▶ _What is expected_
Write out every line below that includes the word "Preferences".

:: Material provided ::

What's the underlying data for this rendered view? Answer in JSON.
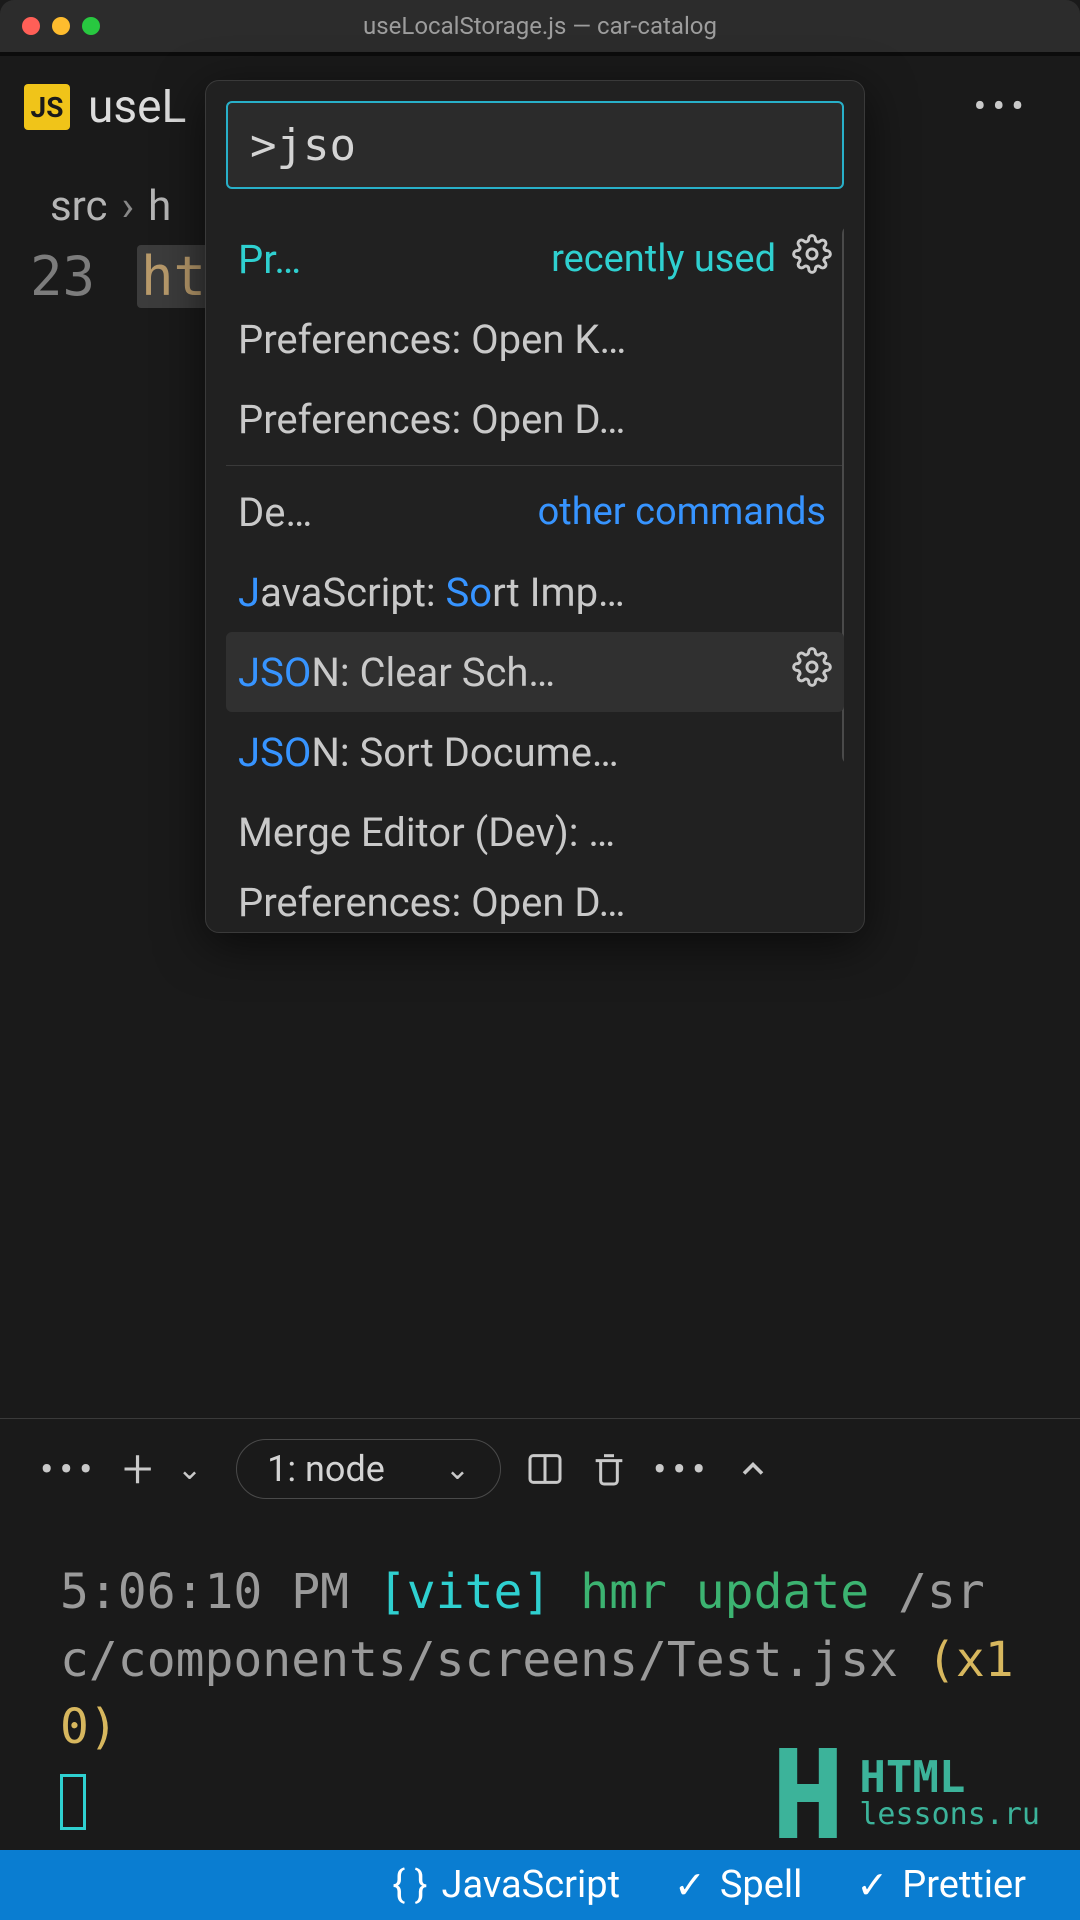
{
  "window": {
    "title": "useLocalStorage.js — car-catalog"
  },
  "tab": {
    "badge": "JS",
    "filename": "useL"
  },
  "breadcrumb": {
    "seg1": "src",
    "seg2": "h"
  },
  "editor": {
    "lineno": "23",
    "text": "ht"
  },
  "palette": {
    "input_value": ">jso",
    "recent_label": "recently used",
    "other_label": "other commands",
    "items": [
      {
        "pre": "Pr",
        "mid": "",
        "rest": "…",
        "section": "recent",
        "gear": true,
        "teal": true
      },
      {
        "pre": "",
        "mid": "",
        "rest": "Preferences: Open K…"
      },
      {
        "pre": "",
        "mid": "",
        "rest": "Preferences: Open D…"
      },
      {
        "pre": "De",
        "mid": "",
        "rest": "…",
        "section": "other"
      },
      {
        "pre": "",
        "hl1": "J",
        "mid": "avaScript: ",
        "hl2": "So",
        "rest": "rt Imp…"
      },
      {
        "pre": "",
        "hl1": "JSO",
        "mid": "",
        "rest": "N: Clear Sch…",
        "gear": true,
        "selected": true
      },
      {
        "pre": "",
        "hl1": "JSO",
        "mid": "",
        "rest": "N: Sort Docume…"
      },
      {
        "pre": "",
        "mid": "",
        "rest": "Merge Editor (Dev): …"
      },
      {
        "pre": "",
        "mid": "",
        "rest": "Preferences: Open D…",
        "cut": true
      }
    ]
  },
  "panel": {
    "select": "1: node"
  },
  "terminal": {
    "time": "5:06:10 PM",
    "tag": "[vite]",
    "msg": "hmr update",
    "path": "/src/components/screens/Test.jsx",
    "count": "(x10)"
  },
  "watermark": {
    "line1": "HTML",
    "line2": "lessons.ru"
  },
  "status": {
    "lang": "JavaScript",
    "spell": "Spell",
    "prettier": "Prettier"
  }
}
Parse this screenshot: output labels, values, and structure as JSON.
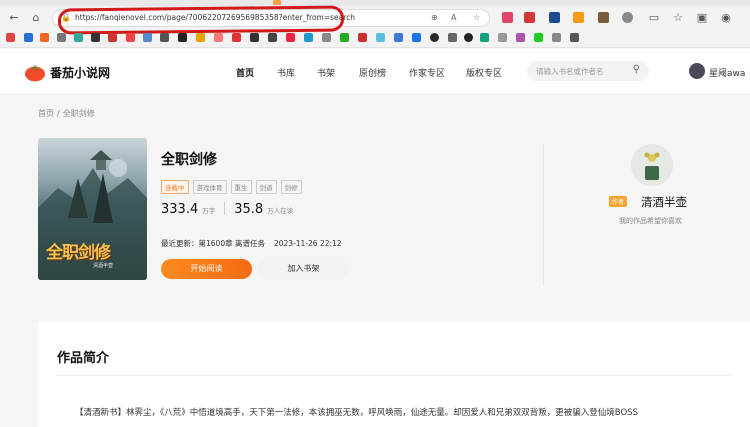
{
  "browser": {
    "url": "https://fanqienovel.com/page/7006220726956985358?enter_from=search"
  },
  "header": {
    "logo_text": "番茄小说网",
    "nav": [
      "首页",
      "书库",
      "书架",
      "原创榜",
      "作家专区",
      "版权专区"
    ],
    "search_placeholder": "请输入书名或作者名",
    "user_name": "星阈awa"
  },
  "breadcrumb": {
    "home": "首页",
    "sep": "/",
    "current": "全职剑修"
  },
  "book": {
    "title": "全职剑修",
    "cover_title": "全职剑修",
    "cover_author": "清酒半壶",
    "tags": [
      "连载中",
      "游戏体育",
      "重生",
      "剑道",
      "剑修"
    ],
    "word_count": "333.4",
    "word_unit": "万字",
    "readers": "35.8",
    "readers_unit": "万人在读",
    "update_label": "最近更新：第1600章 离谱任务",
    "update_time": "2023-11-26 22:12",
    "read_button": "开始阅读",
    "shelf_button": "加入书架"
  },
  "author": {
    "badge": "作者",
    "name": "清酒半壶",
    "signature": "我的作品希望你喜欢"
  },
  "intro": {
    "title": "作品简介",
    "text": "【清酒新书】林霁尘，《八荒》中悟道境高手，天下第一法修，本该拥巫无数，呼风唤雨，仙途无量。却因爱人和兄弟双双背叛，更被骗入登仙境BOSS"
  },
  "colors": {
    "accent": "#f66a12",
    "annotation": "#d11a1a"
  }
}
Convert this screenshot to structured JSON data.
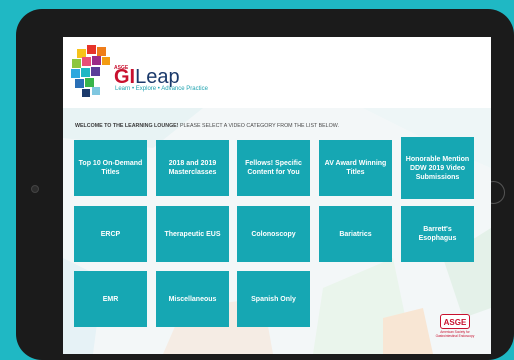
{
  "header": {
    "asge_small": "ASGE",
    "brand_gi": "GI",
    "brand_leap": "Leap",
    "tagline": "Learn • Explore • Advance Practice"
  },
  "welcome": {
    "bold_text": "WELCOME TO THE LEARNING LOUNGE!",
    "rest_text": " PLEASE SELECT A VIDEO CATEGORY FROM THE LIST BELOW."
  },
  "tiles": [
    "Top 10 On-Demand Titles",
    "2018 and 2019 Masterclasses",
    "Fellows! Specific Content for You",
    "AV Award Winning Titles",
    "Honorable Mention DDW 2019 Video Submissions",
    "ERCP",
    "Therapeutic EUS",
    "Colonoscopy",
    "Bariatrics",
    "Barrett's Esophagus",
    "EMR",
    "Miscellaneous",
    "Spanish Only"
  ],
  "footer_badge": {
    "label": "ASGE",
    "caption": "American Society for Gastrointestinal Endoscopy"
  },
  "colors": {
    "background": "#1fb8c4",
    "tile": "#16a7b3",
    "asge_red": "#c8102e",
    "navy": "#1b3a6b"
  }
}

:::
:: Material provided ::

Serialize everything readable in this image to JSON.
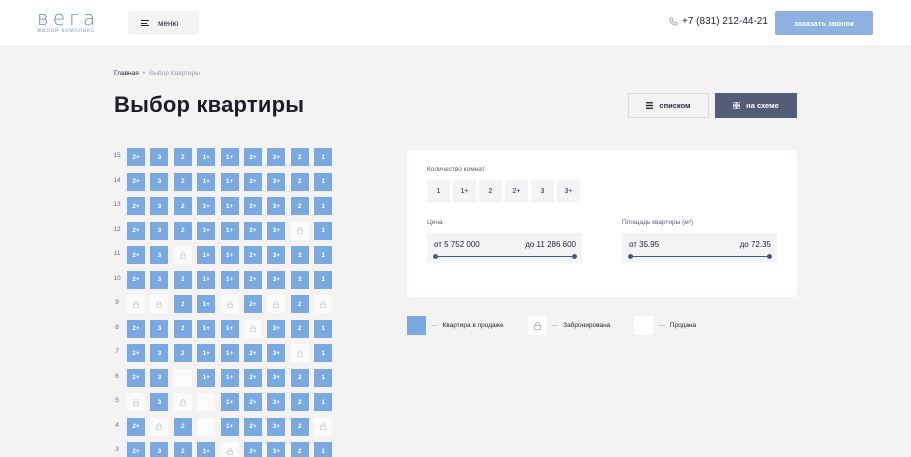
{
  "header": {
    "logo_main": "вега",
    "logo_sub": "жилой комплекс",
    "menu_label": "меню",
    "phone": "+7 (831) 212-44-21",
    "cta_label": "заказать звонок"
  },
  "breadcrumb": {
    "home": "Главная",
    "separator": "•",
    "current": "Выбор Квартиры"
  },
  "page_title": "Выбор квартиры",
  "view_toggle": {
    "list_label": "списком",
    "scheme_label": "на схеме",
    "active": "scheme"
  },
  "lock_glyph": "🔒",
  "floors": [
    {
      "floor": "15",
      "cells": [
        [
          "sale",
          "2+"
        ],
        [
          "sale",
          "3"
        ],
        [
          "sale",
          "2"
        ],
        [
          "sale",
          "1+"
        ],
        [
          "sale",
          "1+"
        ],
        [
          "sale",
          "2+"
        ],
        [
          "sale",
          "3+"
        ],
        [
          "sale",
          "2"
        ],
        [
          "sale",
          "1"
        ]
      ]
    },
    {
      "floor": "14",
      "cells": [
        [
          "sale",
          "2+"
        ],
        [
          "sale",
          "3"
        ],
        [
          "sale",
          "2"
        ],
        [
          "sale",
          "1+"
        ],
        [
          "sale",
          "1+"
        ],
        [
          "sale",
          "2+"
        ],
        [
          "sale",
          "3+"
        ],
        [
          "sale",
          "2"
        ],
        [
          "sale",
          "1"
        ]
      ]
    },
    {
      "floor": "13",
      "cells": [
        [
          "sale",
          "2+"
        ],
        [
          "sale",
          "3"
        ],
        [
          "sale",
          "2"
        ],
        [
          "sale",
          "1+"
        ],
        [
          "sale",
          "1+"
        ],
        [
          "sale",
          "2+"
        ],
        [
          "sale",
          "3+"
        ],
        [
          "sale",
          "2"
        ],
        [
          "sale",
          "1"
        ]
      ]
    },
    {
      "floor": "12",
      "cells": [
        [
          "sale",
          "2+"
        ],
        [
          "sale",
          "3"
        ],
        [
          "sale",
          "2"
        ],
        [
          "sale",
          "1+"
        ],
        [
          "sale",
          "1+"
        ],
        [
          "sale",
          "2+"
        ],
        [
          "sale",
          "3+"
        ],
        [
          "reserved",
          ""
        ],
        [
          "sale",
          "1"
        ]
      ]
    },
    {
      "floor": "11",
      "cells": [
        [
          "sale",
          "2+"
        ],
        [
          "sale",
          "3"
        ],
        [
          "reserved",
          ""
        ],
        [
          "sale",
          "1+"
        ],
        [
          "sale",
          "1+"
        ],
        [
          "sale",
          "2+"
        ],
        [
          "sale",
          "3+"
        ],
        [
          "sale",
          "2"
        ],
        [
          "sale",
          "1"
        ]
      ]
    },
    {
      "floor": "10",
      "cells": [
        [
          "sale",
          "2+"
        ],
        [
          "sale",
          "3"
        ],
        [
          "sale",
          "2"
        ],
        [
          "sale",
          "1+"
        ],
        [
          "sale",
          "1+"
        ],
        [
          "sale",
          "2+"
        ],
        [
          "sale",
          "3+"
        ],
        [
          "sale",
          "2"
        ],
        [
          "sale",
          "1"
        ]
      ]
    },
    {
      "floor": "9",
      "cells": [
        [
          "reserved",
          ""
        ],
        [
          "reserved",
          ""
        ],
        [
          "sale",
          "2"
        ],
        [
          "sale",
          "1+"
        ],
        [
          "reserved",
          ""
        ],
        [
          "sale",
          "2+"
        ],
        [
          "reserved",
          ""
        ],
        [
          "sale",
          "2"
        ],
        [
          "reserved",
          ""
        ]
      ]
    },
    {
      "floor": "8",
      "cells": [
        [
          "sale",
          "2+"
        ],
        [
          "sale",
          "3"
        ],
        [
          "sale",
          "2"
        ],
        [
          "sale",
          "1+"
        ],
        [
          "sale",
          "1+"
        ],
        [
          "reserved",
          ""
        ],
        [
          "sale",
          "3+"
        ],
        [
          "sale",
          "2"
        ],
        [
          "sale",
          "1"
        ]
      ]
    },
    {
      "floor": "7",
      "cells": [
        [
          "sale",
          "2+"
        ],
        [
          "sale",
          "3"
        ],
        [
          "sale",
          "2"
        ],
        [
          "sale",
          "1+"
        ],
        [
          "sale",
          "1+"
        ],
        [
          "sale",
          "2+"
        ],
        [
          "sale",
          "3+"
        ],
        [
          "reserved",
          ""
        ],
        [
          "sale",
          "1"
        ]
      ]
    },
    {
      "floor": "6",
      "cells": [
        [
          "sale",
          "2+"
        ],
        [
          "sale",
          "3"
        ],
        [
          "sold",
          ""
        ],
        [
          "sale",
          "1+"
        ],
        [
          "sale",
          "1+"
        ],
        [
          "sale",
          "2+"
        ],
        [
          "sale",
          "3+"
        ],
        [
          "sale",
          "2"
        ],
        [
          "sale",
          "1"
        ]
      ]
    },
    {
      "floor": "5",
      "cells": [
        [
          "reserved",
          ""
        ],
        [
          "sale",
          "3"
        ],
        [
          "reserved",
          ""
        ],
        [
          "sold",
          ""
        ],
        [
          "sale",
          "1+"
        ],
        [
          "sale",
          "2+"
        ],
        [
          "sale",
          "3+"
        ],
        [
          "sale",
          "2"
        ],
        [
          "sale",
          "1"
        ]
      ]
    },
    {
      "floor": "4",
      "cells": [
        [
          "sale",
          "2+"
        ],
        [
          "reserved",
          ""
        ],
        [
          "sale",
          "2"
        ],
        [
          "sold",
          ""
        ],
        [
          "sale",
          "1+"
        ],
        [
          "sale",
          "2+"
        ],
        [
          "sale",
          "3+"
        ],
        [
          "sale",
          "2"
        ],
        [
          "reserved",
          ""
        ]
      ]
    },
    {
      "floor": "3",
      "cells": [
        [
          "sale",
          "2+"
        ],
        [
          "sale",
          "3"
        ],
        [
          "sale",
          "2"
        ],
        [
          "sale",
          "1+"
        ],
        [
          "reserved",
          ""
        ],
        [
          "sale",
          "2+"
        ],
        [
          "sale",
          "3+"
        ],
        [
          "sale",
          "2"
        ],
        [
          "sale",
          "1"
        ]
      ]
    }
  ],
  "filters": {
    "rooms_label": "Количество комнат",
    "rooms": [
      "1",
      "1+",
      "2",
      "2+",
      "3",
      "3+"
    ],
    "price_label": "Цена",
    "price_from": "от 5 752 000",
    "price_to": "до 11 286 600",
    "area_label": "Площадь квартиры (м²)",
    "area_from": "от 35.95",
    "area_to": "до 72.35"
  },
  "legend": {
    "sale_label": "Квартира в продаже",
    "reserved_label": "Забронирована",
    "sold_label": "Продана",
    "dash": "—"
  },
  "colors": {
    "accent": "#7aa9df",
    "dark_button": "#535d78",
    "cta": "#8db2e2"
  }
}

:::

▶ _Result for this task_
        "rest": "Preferences: Open K…"
        "rest": "Preferences: Open D…"
        "rest": "Preferences: Open D…",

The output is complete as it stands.